Consumer Reports experts suggest tips to securely file taxes online

Posted at 10:37 AM, Mar 10, 2021
and last updated 2021-03-10 11:37:15-05

NASHVILLE, Tenn. (WTVF/CONSUMER REPORTS) — It's tax season. That's right, April 15 is just around the corner and the IRS is already accepting tax returns.

If you haven't started working on your taxes yet, you probably will be soon.

When doing taxes, many people download financial documents and file them electronically. But before you do, you'll want to make sure your technology is up to date and up to the task of keeping your personal information safe and secure.

Matthew Starzec is like 90% of Americans who file their taxes online, either using a professional tax preparer or tax software.

"We’ve been doing our taxes online for the last seven years. It’s easy. It’s convenient," Starzec said.

Paired with direct deposit, electronic filing is the fastest way to get a refund. But is it safe?

"The IRS says all tax prep software will now have multi-factor authentication, which asks users for an extra bit of info to log in, like a code sent to their email,” said Yael Grauer, Consumer Reports security editor.

Because even if someone steals your password, multi-factor authentication, often called two-factor, could still stop them from getting into your account.

But before you even file, Consumer Reports says take a few minutes to make sure your sensitive online accounts and your router are secured using strong passwords.

Consumer Reports suggests using a string of random words, numbers and special characters - something no one could guess. Or, better yet, consider using a password manager so you don’t have to remember all of them.

“Our top-rated password manager is 1Password. It’s the only one we tested to earn top marks for data privacy, data security, and usability,” Grauer said.

You can also protect your personal tax information by simply looking for the "HTTPS" or a little lock at the beginning of the web address. Otherwise, it could be a fraudulent site.

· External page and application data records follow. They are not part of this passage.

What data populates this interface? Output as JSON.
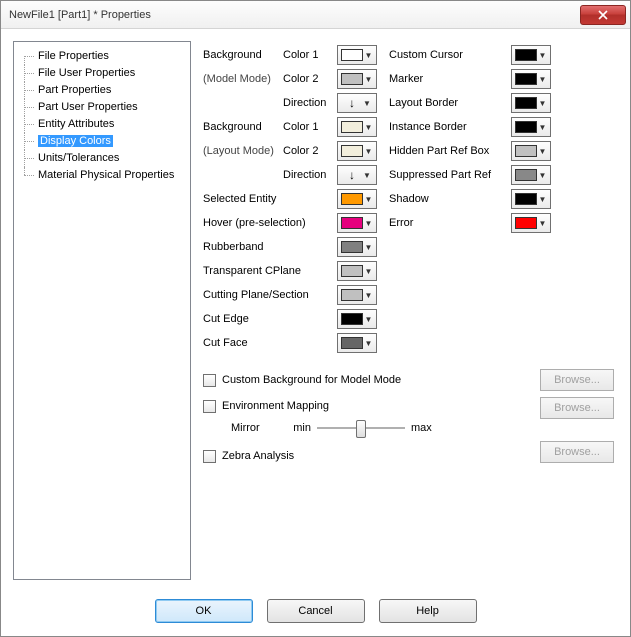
{
  "window": {
    "title": "NewFile1 [Part1] * Properties"
  },
  "tree": {
    "items": [
      {
        "label": "File Properties",
        "selected": false
      },
      {
        "label": "File User Properties",
        "selected": false
      },
      {
        "label": "Part Properties",
        "selected": false
      },
      {
        "label": "Part User Properties",
        "selected": false
      },
      {
        "label": "Entity Attributes",
        "selected": false
      },
      {
        "label": "Display Colors",
        "selected": true
      },
      {
        "label": "Units/Tolerances",
        "selected": false
      },
      {
        "label": "Material Physical Properties",
        "selected": false
      }
    ]
  },
  "labels": {
    "bg_model": "Background",
    "bg_model_sub": "(Model Mode)",
    "bg_layout": "Background",
    "bg_layout_sub": "(Layout Mode)",
    "color1": "Color 1",
    "color2": "Color 2",
    "direction": "Direction",
    "selected_entity": "Selected Entity",
    "hover": "Hover (pre-selection)",
    "rubberband": "Rubberband",
    "transparent_cplane": "Transparent CPlane",
    "cutting_plane": "Cutting Plane/Section",
    "cut_edge": "Cut Edge",
    "cut_face": "Cut Face",
    "custom_cursor": "Custom Cursor",
    "marker": "Marker",
    "layout_border": "Layout Border",
    "instance_border": "Instance Border",
    "hidden_part_ref": "Hidden Part Ref Box",
    "suppressed_part_ref": "Suppressed Part Ref",
    "shadow": "Shadow",
    "error": "Error",
    "custom_bg_cb": "Custom Background for Model Mode",
    "env_mapping_cb": "Environment Mapping",
    "mirror": "Mirror",
    "min": "min",
    "max": "max",
    "zebra_cb": "Zebra Analysis",
    "browse": "Browse..."
  },
  "colors": {
    "bg_model_c1": "#ffffff",
    "bg_model_c2": "#c0c0c0",
    "bg_layout_c1": "#f2eedc",
    "bg_layout_c2": "#f2eedc",
    "selected_entity": "#ff9900",
    "hover": "#e6007e",
    "rubberband": "#808080",
    "transparent_cplane": "#c0c0c0",
    "cutting_plane": "#c0c0c0",
    "cut_edge": "#000000",
    "cut_face": "#666666",
    "custom_cursor": "#000000",
    "marker": "#000000",
    "layout_border": "#000000",
    "instance_border": "#000000",
    "hidden_part_ref": "#c0c0c0",
    "suppressed_part_ref": "#888888",
    "shadow": "#000000",
    "error": "#ff0000"
  },
  "buttons": {
    "ok": "OK",
    "cancel": "Cancel",
    "help": "Help"
  }
}
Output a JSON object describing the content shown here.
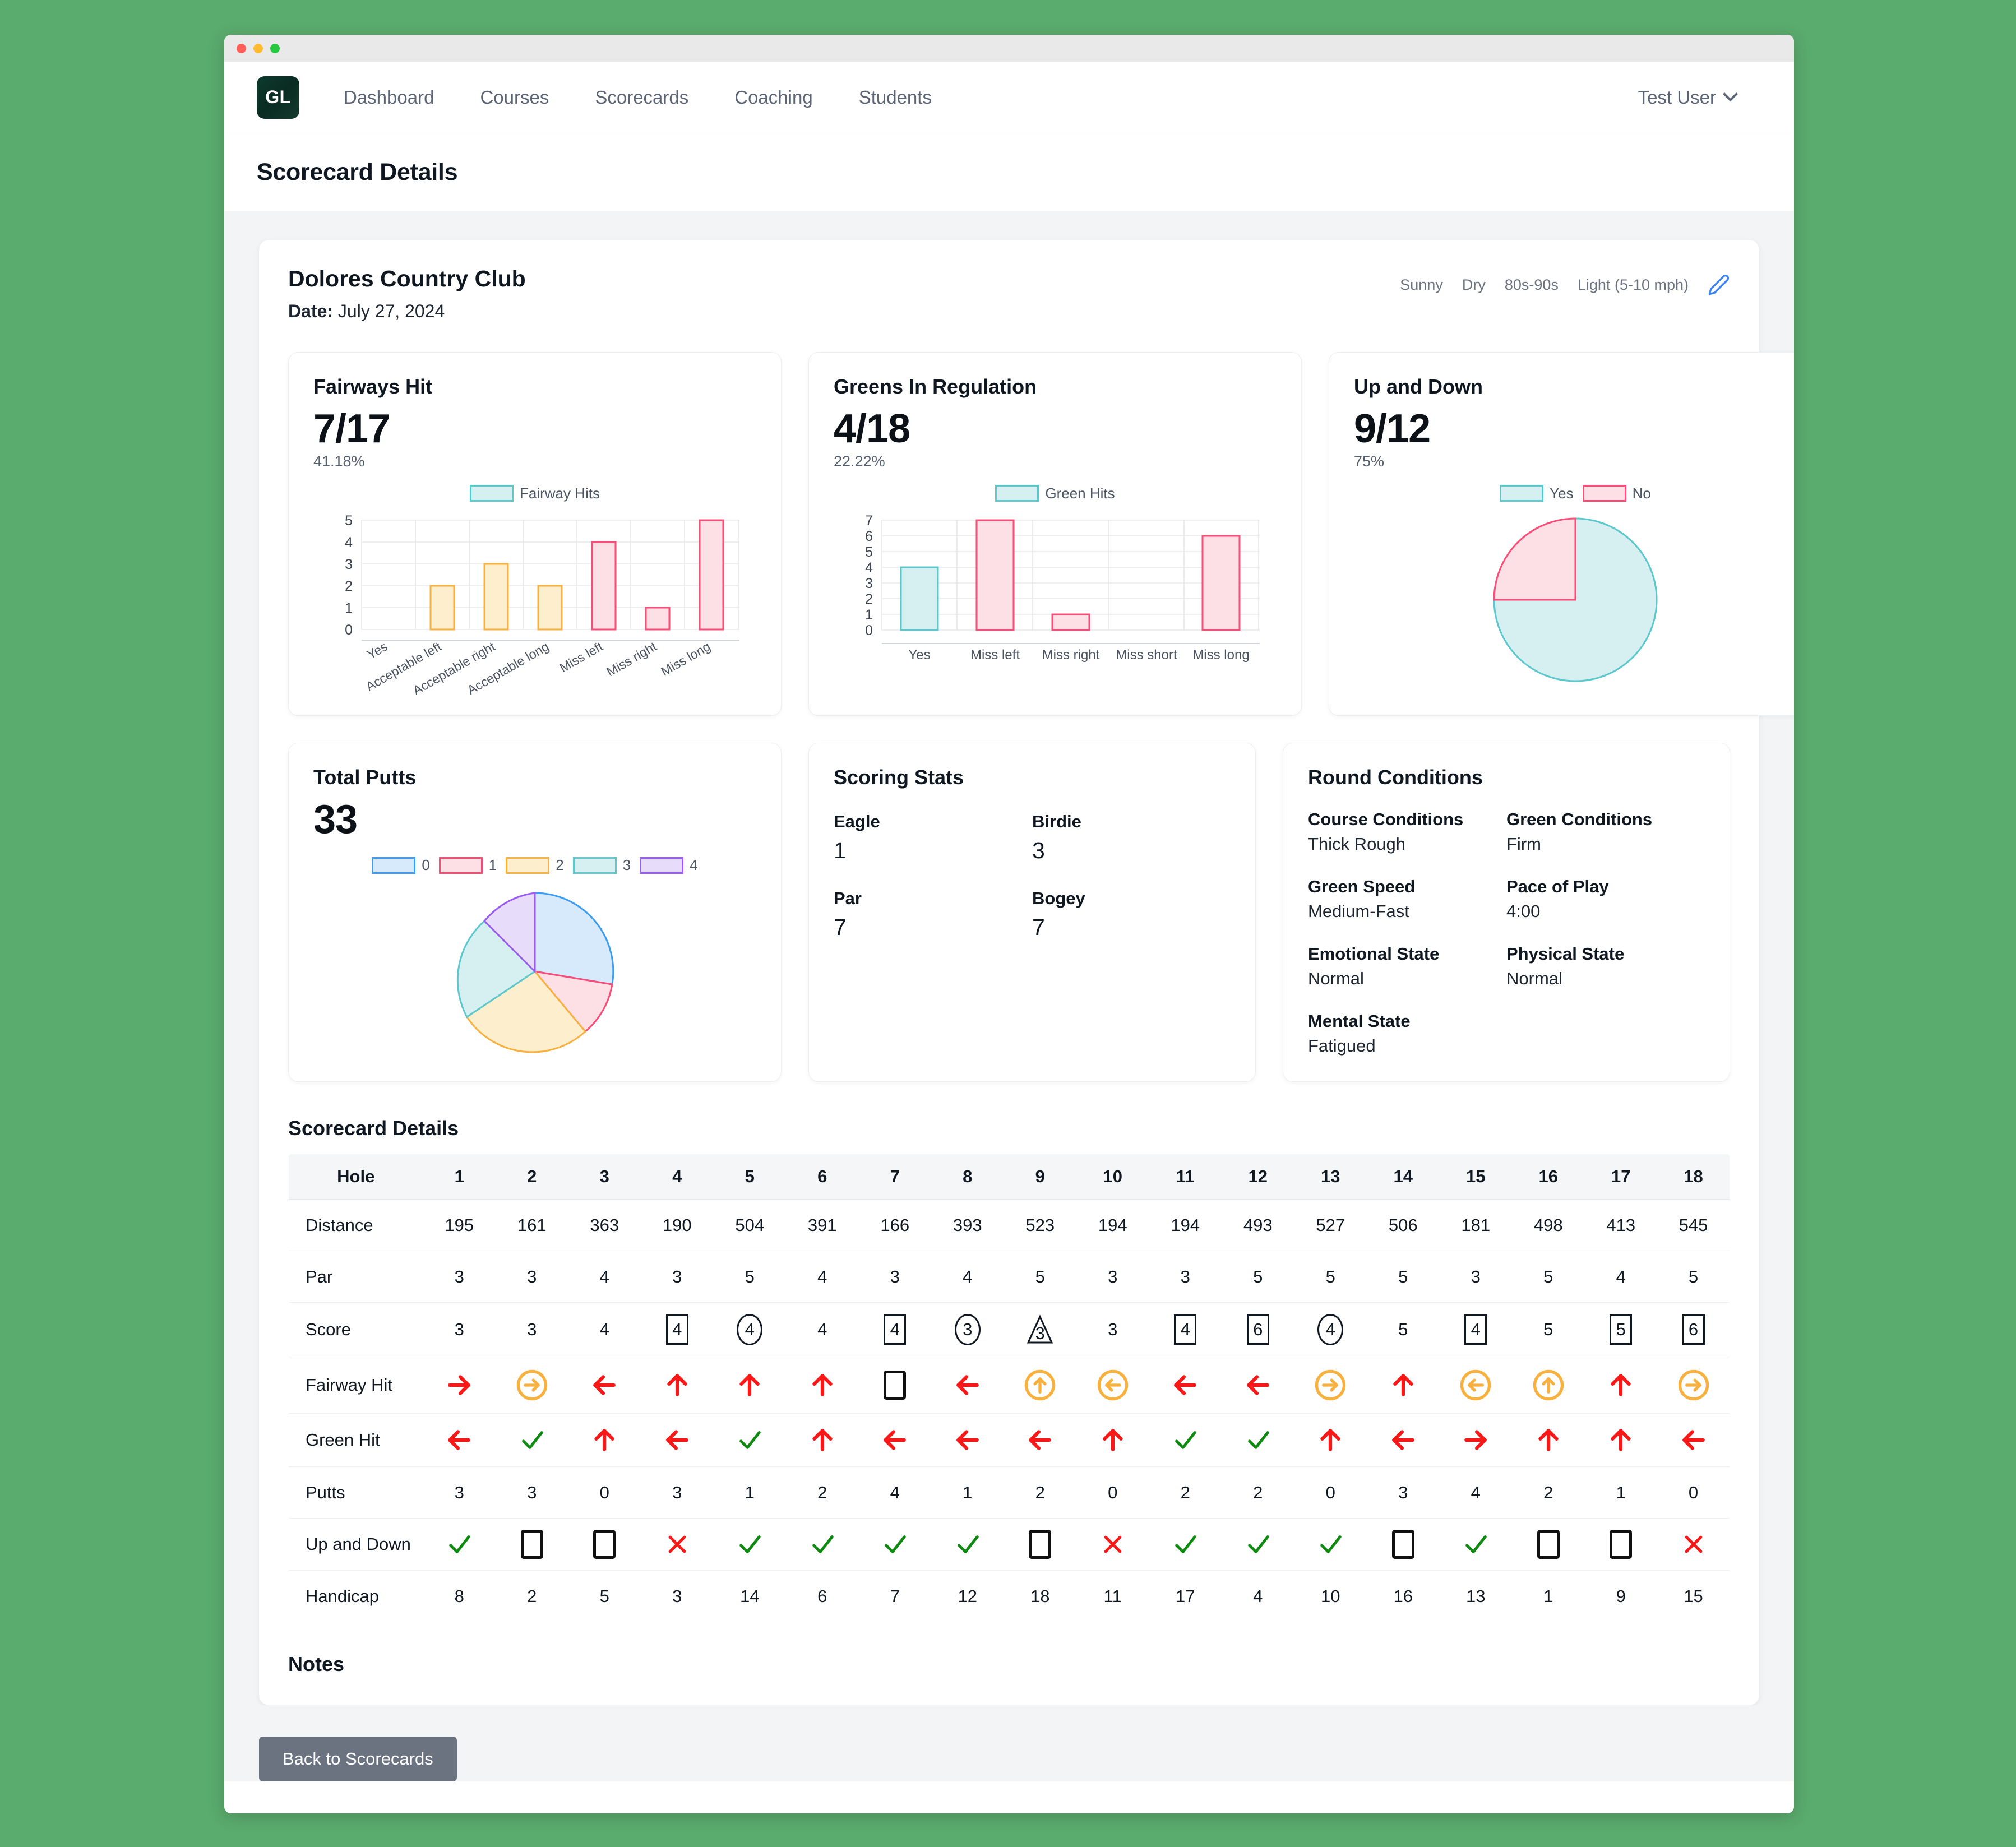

"Sites with HTTPS use encryption to prevent any information you exchange from being spied on or changed while it’s traveling across the internet," Grauer said.

Newer iPhones and Android phones come with encryption already enabled. It’s also available for Mac and Windows computers, you may just need to enable it in the security settings. So if either is lost or stolen - your personal data can’t be accessed.